Because febrile seizures are usually brief, the diagnosis must be made from the history. Frequent diagnostic errors include rigors due to fever, febrile myoclonus, breath-holding, and syncope triggered by illness (Stevenson 1990). It is possible that many febrile seizures are febrile syncope, a diagnosis that should be suspected by sudden collapse with pallor and a reflex anoxic seizure.
The entity of an afebrile seizure associated with minor infection has come to attention (Lee and Ong 2004). The age group of the patients described by Lee and Ong was similar to children with febrile seizures, and there was a high prevalence of family history of febrile seizures. Children with this disorder frequently had febrile seizures on other occasions. The seizures occurred in children who were afebrile (temperature lower than 37.8° C), had definite signs or symptoms of illness, and normal metabolic and CSF findings with no other cause for seizures. Nearly 25% of the 125 children had more than 1 recurrent seizure within the next 24 hours. After a follow-up of 6 years, the risk of epilepsy (recurrent afebrile seizures) was 7.8%, compared with 1.6% after a first unprovoked (simple) febrile seizure. The “afebrile-febrile seizure” scenario was also noted in a study of 39 children from Seattle, Washington and in 2 studies of benign afebrile convulsions after mild gastroenteritis (Zerr et al 2005; Verrotti et al 2011; Kang et al 2013); both had a similar profile and excellent psychomotor development and medical outcome. Compared to febrile seizures, these illness-related seizures appear to be associated more frequently with gastroenteritis. The benign course of childhood development, and low risk of relapse or epilepsy after gastroenteritis-associated seizures, was recently confirmed in a large, retrospective study (Verrotti et al 2014).

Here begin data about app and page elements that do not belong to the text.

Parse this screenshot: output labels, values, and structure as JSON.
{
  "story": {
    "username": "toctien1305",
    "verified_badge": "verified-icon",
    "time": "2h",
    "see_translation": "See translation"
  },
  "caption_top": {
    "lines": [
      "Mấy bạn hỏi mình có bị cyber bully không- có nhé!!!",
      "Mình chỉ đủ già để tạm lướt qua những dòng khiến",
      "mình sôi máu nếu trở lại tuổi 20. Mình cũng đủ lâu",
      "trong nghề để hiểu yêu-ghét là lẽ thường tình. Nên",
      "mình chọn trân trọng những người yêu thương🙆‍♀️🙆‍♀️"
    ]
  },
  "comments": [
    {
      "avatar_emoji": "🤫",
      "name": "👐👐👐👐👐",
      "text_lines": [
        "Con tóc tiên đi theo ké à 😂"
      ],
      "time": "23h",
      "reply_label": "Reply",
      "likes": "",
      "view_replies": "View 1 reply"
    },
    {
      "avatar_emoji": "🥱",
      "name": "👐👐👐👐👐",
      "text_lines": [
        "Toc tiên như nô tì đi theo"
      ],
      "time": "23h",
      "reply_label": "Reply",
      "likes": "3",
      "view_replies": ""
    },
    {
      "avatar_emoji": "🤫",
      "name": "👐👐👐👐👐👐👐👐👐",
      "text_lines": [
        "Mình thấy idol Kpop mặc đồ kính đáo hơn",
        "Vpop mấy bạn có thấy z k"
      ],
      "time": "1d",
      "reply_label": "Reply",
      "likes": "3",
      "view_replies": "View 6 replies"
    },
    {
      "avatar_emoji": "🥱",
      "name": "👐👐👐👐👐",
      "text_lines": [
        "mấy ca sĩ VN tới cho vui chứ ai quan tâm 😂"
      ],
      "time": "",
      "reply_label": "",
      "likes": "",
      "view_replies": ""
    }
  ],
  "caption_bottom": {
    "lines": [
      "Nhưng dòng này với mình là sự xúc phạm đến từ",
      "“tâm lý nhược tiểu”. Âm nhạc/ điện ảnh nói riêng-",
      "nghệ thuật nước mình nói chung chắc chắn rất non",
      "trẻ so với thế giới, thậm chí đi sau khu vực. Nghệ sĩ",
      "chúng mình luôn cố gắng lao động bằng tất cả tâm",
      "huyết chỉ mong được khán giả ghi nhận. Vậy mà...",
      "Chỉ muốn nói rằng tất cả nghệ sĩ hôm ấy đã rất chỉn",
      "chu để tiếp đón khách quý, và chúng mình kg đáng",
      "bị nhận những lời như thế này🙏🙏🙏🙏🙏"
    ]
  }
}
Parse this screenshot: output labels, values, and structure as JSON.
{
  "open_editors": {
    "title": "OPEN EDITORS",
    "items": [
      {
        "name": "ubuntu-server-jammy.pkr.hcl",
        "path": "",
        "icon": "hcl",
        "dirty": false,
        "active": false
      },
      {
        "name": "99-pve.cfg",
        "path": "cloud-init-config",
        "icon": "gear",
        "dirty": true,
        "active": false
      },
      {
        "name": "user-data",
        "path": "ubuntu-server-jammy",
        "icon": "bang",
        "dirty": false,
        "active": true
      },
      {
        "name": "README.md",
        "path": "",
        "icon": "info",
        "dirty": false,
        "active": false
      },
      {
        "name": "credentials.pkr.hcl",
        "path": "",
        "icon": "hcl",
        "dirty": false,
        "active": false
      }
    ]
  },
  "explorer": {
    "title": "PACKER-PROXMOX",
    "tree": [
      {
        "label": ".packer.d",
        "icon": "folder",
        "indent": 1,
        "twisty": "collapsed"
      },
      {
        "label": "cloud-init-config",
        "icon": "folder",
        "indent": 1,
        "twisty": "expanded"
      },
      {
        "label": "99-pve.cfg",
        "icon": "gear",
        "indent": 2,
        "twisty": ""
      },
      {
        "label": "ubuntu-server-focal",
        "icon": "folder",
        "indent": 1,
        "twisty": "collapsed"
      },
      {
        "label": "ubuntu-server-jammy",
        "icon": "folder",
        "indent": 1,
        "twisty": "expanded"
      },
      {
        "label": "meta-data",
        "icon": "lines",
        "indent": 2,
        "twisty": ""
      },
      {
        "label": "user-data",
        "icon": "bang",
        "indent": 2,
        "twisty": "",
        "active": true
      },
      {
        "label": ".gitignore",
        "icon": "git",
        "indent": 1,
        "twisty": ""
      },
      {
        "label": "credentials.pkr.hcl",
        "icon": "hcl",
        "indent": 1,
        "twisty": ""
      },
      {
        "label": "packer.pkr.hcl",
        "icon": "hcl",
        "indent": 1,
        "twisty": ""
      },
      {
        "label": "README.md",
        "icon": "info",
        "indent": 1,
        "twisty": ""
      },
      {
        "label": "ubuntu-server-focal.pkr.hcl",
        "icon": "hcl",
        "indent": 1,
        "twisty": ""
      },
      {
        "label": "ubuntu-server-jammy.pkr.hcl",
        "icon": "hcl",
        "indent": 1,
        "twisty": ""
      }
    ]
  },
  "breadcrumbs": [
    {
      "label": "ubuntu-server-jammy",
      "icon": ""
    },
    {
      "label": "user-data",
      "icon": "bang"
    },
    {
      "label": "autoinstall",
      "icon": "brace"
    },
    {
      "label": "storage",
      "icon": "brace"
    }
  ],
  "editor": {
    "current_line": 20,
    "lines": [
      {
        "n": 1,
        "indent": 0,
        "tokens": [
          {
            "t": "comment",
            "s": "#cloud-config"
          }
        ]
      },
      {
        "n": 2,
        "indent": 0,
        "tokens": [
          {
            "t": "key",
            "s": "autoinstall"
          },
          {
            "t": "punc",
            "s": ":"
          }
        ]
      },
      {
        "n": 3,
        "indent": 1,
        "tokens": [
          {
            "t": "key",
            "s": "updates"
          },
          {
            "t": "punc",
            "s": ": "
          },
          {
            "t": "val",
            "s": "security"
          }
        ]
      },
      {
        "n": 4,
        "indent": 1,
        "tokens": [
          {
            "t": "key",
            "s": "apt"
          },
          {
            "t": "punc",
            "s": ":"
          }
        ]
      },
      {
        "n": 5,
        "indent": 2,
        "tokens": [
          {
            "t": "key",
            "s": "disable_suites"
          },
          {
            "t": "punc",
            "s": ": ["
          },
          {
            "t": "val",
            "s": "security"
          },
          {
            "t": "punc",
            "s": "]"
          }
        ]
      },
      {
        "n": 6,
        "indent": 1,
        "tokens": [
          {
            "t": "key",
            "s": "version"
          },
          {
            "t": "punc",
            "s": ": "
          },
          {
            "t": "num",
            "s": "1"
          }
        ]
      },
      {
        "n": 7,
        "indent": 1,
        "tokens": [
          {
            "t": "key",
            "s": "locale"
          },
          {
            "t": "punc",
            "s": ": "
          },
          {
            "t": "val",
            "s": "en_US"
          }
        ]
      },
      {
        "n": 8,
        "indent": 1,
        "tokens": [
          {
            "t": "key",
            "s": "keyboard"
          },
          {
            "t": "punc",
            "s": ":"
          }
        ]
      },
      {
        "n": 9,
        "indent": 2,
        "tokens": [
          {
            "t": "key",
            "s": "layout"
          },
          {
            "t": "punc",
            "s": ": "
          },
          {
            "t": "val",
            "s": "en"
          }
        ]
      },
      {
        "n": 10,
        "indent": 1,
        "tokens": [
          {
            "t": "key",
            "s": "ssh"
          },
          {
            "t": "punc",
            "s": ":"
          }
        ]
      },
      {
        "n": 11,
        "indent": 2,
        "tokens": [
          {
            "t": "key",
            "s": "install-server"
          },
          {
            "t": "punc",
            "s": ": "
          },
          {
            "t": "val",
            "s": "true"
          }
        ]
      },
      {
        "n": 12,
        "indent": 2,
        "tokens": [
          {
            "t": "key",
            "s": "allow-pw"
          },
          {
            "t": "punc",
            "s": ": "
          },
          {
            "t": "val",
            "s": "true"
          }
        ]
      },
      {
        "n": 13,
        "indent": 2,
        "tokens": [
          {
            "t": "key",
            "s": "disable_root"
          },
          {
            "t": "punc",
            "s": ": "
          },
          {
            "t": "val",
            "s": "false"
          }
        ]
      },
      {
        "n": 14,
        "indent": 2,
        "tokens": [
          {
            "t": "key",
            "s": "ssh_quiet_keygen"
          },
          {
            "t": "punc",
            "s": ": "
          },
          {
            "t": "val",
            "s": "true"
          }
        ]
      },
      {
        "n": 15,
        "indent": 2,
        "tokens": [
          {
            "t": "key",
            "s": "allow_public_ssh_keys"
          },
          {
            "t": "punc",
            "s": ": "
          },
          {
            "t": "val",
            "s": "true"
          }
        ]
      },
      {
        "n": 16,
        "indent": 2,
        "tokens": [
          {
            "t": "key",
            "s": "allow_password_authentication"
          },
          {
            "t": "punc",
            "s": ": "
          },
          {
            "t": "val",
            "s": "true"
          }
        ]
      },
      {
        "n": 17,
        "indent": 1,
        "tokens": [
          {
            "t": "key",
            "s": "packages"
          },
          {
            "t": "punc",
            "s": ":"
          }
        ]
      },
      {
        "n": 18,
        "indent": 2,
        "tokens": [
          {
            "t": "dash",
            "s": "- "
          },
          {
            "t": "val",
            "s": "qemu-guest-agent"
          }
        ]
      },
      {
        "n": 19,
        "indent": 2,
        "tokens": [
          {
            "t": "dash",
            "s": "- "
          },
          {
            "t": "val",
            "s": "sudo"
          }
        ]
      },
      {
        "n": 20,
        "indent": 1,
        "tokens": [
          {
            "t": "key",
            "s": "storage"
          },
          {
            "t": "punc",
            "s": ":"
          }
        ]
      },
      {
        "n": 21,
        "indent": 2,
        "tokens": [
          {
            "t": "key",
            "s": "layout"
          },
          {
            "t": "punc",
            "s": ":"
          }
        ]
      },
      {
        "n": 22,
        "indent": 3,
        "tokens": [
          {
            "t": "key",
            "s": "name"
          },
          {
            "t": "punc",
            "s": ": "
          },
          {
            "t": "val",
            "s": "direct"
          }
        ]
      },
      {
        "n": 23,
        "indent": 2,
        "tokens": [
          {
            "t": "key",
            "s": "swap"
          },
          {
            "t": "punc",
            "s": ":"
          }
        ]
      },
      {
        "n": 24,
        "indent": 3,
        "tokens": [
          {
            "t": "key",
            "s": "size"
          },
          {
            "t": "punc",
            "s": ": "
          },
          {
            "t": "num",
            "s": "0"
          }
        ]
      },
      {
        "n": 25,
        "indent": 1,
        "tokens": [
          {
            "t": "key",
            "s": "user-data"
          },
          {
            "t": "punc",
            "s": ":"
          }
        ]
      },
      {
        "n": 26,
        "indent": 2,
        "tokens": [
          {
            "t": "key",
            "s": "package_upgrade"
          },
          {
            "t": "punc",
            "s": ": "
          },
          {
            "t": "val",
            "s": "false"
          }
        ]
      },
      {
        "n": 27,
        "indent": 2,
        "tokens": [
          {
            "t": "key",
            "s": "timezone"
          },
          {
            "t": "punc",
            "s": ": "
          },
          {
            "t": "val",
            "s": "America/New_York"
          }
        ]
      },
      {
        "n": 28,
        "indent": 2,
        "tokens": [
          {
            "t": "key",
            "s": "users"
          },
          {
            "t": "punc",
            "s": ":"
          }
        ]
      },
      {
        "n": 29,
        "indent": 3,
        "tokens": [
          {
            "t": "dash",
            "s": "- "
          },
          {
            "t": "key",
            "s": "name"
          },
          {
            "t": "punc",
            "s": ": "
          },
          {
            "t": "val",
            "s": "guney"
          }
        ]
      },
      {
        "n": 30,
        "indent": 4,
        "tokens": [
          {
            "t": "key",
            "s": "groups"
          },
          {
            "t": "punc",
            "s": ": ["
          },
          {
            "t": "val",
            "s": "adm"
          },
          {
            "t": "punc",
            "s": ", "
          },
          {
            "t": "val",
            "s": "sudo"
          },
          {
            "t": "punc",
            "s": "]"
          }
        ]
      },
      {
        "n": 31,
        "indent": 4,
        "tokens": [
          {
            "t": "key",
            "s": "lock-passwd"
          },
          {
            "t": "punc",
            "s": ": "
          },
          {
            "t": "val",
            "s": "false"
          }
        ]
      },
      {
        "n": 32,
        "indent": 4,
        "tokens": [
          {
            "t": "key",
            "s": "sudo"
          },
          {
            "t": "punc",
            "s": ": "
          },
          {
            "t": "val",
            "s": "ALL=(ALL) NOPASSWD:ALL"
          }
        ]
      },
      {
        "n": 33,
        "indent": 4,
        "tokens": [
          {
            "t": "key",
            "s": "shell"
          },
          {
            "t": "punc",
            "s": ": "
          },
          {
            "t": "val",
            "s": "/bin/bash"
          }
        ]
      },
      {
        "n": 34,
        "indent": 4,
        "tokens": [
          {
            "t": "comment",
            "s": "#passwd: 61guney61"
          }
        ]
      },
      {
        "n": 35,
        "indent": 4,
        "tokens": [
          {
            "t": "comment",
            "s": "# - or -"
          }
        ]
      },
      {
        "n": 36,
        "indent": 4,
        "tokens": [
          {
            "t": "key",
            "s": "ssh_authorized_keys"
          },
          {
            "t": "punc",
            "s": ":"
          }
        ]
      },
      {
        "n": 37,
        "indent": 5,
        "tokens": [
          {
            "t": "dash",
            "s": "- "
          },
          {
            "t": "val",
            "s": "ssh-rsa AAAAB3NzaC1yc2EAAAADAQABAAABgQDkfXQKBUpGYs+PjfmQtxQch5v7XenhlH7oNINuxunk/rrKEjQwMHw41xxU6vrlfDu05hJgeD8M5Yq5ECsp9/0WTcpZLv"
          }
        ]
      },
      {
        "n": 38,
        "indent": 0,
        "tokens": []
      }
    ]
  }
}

Other provoking causes for the seizure must be excluded, especially a CNS infection. About 15% of children with meningitis will have seizures, but virtually none are neurologically normal shortly after the seizure (Gerber and Berliner 1981). In older children with meningitis, there are constitutional symptoms such as headache, and signs such as nuchal rigidity. Any child with meningeal signs and/or symptoms who presents with a fever and a seizure should have a lumbar puncture. However, children under 1 year of age may not have such obvious signs of meningeal irritation. For children aged 6 to 12 months who present with a seizure and fever, a lumbar puncture should be considered, especially if the child has not received Haemophilus influenzae type B or Streptococcus pneumoniae vaccinations (American Academy of Pediatrics 2011). In addition, if the child has previously been treated with antibiotics, the clinician should be aware that the signs and symptoms of CNS infection may become masked, and lumbar puncture should be strongly considered in such cases.